The University of Washington School of Nursing joined other affiliated UW departments on Sept. 10 to launch Forefront: Innovations in Suicide Prevention at the campus’s Husky Union Building Lyceum in Seattle. The affiliated schools were social work, communication, psychology, psychiatry and education, according to a school spokesperson.
According to a news release Forefront is a comprehensive program intended to help remove the stigma associated with suicidal thoughts and mental health concerns that touch everyone.
Forefront is designed to act as a source of information for audiences including mental health professionals, suicide loss survivors and the media. The event was attended by more than 300 people and raised nearly $75,000 to support start-up work in training, public policy, media outreach and support for survivors bereaved by suicide.
Health professionals are increasingly aware of the importance of mental health for a patient’s well-being, and are assessing it on par with physical health, Elaine Walsh, RN, PhD, PMHCNS-BC, associate professor in the school of nursing and Forefront affiliate said in the release. People who are struggling with mental health issues are still stigmatized, but we are making progress towards removing that stigma.
While all of the involved disciplines play a key role in suicide prevention, Walsh said nursing is uniquely positioned to be on the frontlines of suicide prevention. As vital pieces of the healthcare team and often the ones who ask many personal questions about overall health, nurses often have the opportunity to learn more about the patient in a way other health professions don’t.
People trust nurses, and nurses are trained to ask questions, listen carefully to responses, and mobilize resources, she said.Nurses understand the importance of working collaboratively with patients and appropriate significant others.
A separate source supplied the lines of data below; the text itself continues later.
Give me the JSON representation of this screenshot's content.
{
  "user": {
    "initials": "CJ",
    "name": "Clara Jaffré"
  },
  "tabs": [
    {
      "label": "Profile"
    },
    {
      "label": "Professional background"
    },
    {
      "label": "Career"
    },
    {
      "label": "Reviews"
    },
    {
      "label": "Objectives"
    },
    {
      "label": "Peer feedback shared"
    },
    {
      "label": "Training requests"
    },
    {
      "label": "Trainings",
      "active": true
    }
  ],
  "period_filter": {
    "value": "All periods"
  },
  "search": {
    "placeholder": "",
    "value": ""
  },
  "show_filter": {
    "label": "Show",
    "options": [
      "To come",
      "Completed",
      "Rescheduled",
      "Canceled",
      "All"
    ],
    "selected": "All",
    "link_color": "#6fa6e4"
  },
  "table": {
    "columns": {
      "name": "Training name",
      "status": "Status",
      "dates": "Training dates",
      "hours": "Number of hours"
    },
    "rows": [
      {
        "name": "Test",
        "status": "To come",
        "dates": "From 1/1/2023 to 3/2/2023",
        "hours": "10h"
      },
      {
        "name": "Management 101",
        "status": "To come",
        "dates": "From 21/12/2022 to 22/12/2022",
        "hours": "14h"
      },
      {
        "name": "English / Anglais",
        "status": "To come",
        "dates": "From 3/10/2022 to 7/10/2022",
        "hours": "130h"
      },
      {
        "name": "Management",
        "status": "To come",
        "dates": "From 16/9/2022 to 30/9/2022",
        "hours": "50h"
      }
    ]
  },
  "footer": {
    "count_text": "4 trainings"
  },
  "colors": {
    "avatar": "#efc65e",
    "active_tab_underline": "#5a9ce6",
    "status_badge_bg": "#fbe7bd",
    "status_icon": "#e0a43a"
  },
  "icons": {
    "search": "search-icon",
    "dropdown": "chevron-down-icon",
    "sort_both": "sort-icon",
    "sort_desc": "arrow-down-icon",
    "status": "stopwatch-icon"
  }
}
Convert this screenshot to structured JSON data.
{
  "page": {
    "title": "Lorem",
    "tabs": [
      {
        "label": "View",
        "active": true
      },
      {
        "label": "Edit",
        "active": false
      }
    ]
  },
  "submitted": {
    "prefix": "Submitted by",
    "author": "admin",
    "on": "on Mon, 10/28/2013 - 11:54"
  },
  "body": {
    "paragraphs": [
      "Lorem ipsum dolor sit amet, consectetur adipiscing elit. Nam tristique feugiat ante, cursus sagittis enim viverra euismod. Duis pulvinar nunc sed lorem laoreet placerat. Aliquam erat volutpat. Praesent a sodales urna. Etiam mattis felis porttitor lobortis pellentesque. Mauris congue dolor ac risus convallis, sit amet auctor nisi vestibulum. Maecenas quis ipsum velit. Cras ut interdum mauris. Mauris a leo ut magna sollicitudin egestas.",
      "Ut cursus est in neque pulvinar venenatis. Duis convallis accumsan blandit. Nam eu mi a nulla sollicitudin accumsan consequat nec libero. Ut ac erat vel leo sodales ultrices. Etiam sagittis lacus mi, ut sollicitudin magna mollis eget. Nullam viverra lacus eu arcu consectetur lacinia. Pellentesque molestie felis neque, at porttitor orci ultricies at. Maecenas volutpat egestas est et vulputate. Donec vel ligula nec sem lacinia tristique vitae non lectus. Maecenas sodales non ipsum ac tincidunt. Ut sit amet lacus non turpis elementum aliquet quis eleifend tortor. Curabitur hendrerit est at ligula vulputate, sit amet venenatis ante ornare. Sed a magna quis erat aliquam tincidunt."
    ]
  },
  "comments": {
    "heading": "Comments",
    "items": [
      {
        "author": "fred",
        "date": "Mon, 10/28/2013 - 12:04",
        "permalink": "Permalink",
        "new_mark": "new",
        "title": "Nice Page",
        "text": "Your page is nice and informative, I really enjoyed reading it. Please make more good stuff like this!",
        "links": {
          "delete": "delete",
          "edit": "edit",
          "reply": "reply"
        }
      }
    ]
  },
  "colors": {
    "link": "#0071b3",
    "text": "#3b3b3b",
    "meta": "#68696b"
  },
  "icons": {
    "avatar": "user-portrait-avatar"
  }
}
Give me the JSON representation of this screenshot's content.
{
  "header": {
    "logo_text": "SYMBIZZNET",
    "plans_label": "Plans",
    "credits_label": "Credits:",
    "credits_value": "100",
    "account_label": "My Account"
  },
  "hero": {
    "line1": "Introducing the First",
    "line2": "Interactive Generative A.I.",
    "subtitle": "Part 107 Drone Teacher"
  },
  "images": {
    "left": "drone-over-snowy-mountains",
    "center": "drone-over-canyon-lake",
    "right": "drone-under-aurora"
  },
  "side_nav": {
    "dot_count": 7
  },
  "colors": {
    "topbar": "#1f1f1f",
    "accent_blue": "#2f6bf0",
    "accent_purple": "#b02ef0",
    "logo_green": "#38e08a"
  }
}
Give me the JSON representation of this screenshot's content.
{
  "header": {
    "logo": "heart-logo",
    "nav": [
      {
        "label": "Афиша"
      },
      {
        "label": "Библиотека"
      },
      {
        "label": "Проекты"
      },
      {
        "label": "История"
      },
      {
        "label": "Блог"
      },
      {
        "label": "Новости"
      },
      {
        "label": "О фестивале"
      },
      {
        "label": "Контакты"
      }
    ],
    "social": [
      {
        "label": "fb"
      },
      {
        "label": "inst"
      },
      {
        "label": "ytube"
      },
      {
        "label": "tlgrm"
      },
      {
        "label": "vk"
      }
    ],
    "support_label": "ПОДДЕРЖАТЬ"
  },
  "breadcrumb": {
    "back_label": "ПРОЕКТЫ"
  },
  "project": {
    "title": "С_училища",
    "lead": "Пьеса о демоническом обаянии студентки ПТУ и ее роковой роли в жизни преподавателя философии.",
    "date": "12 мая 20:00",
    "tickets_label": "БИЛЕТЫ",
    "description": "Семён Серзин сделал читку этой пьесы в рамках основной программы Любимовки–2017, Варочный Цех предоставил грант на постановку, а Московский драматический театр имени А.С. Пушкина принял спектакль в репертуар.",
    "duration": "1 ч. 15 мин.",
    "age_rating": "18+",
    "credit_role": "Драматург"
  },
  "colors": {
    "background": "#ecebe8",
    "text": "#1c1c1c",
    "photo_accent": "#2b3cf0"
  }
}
These skills are helpful when working with those who are at risk for suicide.
For INFORMATION, visit Nursing.UW.edu.